To do ▸
Your copy should match the records below exactly, except for the pictures.

---------- Information given ----------

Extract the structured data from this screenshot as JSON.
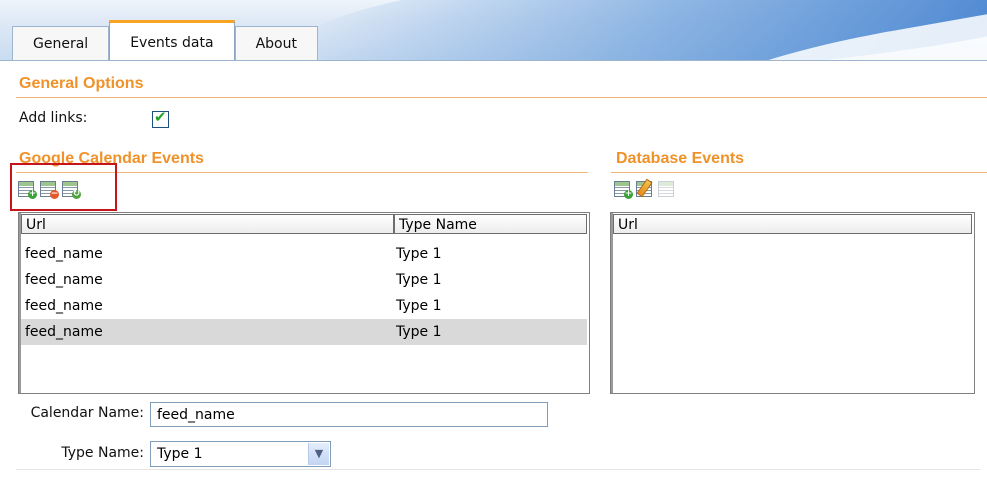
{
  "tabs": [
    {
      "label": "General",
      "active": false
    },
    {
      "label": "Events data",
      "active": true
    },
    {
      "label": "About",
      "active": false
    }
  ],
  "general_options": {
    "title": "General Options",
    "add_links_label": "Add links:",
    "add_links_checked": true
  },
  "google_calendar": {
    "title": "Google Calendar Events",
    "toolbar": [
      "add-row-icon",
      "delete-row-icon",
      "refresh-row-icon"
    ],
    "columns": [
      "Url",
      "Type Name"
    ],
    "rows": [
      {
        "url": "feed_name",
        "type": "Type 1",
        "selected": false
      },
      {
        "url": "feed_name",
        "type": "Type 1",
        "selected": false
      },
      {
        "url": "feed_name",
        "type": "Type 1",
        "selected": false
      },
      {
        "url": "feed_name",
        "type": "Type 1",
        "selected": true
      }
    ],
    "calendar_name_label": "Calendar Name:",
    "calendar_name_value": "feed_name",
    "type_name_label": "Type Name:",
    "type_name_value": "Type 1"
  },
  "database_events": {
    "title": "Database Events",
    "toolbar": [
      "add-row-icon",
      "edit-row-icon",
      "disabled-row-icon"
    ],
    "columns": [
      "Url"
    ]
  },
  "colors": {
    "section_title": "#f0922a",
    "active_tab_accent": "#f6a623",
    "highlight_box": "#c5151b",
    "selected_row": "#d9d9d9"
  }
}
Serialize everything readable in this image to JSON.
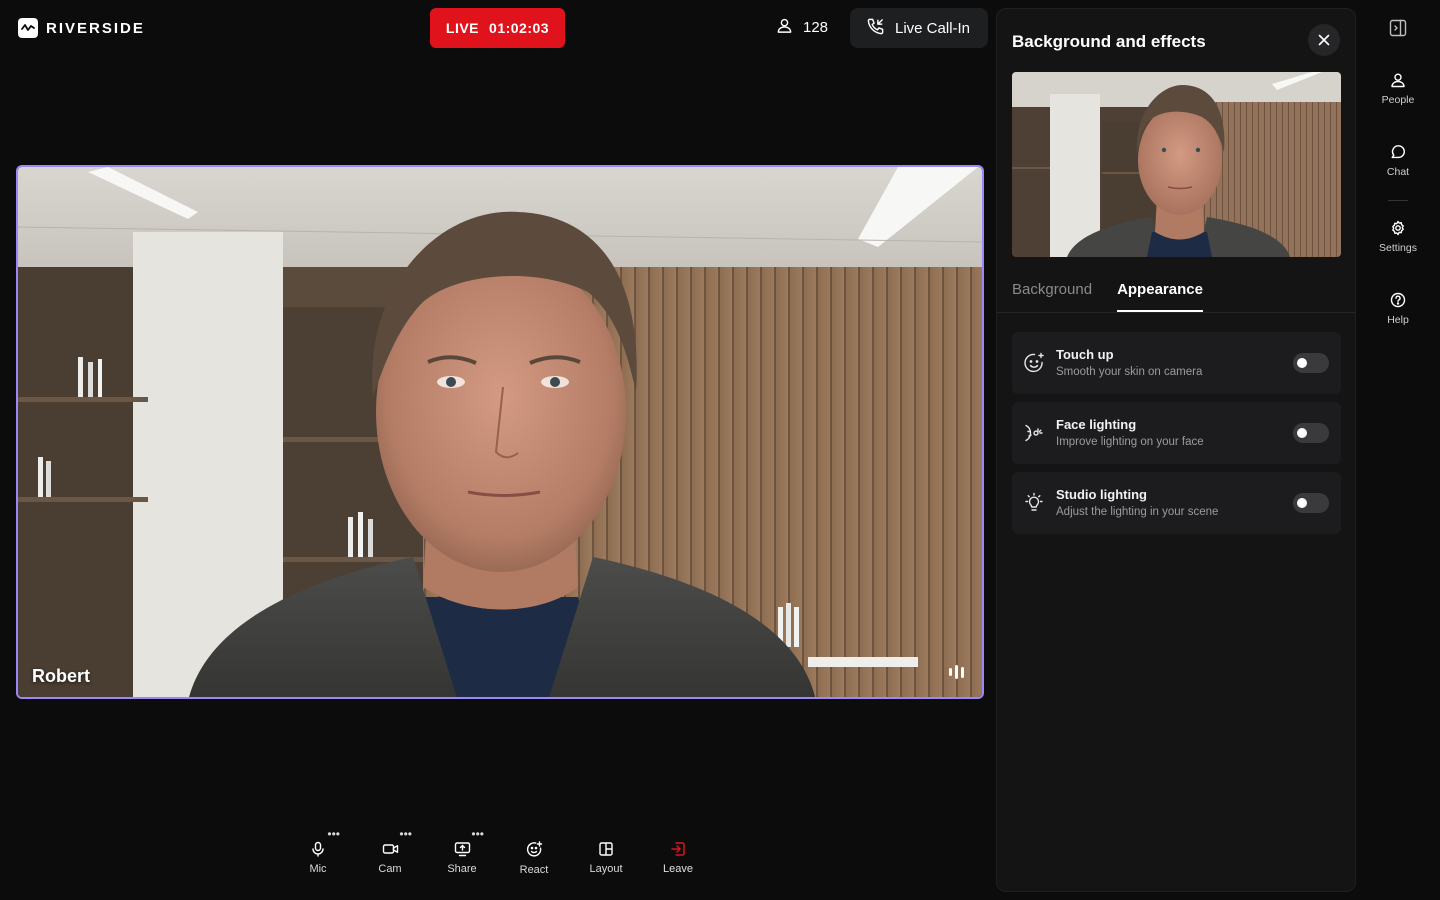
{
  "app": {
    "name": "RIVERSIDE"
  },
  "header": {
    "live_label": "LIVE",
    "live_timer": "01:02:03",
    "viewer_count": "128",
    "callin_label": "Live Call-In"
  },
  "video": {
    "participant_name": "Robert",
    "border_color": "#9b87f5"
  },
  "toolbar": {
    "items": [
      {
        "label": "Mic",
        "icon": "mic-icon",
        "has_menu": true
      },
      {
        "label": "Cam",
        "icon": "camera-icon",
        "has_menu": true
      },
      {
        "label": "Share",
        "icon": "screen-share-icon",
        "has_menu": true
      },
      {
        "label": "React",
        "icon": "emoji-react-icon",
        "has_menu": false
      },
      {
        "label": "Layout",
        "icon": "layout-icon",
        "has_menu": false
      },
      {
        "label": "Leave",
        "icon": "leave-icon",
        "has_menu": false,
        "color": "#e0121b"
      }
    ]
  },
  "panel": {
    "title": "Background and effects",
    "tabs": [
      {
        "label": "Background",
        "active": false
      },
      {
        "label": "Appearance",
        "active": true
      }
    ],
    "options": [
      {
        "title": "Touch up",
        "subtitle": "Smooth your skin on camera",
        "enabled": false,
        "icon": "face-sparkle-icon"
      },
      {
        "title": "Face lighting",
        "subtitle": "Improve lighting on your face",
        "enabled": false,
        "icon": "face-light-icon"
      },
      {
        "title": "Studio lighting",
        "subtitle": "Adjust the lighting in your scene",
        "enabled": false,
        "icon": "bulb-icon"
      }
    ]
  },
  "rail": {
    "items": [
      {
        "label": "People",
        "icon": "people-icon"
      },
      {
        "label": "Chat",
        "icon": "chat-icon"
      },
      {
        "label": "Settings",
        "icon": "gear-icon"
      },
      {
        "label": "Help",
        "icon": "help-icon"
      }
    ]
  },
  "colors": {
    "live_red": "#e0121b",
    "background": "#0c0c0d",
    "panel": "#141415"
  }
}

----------

Finished exercise ▸
Extract the structured data from this screenshot as JSON.
{
  "tabs": [
    {
      "label": "General",
      "active": false
    },
    {
      "label": "Events data",
      "active": true
    },
    {
      "label": "About",
      "active": false
    }
  ],
  "general_options": {
    "title": "General Options",
    "add_links_label": "Add links:",
    "add_links_checked": true
  },
  "google_calendar": {
    "title": "Google Calendar Events",
    "toolbar": [
      "add-row-icon",
      "delete-row-icon",
      "refresh-row-icon"
    ],
    "columns": [
      "Url",
      "Type Name"
    ],
    "rows": [
      {
        "url": "feed_name",
        "type": "Type 1",
        "selected": false
      },
      {
        "url": "feed_name",
        "type": "Type 1",
        "selected": false
      },
      {
        "url": "feed_name",
        "type": "Type 1",
        "selected": false
      },
      {
        "url": "feed_name",
        "type": "Type 1",
        "selected": true
      }
    ],
    "calendar_name_label": "Calendar Name:",
    "calendar_name_value": "feed_name",
    "type_name_label": "Type Name:",
    "type_name_value": "Type 1"
  },
  "database_events": {
    "title": "Database Events",
    "toolbar": [
      "add-row-icon",
      "edit-row-icon",
      "disabled-row-icon"
    ],
    "columns": [
      "Url"
    ]
  },
  "colors": {
    "section_title": "#f0922a",
    "active_tab_accent": "#f6a623",
    "highlight_box": "#c5151b",
    "selected_row": "#d9d9d9"
  }
}
Serialize everything readable in this image to JSON.
{
  "app": {
    "name": "RIVERSIDE"
  },
  "header": {
    "live_label": "LIVE",
    "live_timer": "01:02:03",
    "viewer_count": "128",
    "callin_label": "Live Call-In"
  },
  "video": {
    "participant_name": "Robert",
    "border_color": "#9b87f5"
  },
  "toolbar": {
    "items": [
      {
        "label": "Mic",
        "icon": "mic-icon",
        "has_menu": true
      },
      {
        "label": "Cam",
        "icon": "camera-icon",
        "has_menu": true
      },
      {
        "label": "Share",
        "icon": "screen-share-icon",
        "has_menu": true
      },
      {
        "label": "React",
        "icon": "emoji-react-icon",
        "has_menu": false
      },
      {
        "label": "Layout",
        "icon": "layout-icon",
        "has_menu": false
      },
      {
        "label": "Leave",
        "icon": "leave-icon",
        "has_menu": false,
        "color": "#e0121b"
      }
    ]
  },
  "panel": {
    "title": "Background and effects",
    "tabs": [
      {
        "label": "Background",
        "active": false
      },
      {
        "label": "Appearance",
        "active": true
      }
    ],
    "options": [
      {
        "title": "Touch up",
        "subtitle": "Smooth your skin on camera",
        "enabled": false,
        "icon": "face-sparkle-icon"
      },
      {
        "title": "Face lighting",
        "subtitle": "Improve lighting on your face",
        "enabled": false,
        "icon": "face-light-icon"
      },
      {
        "title": "Studio lighting",
        "subtitle": "Adjust the lighting in your scene",
        "enabled": false,
        "icon": "bulb-icon"
      }
    ]
  },
  "rail": {
    "items": [
      {
        "label": "People",
        "icon": "people-icon"
      },
      {
        "label": "Chat",
        "icon": "chat-icon"
      },
      {
        "label": "Settings",
        "icon": "gear-icon"
      },
      {
        "label": "Help",
        "icon": "help-icon"
      }
    ]
  },
  "colors": {
    "live_red": "#e0121b",
    "background": "#0c0c0d",
    "panel": "#141415"
  }
}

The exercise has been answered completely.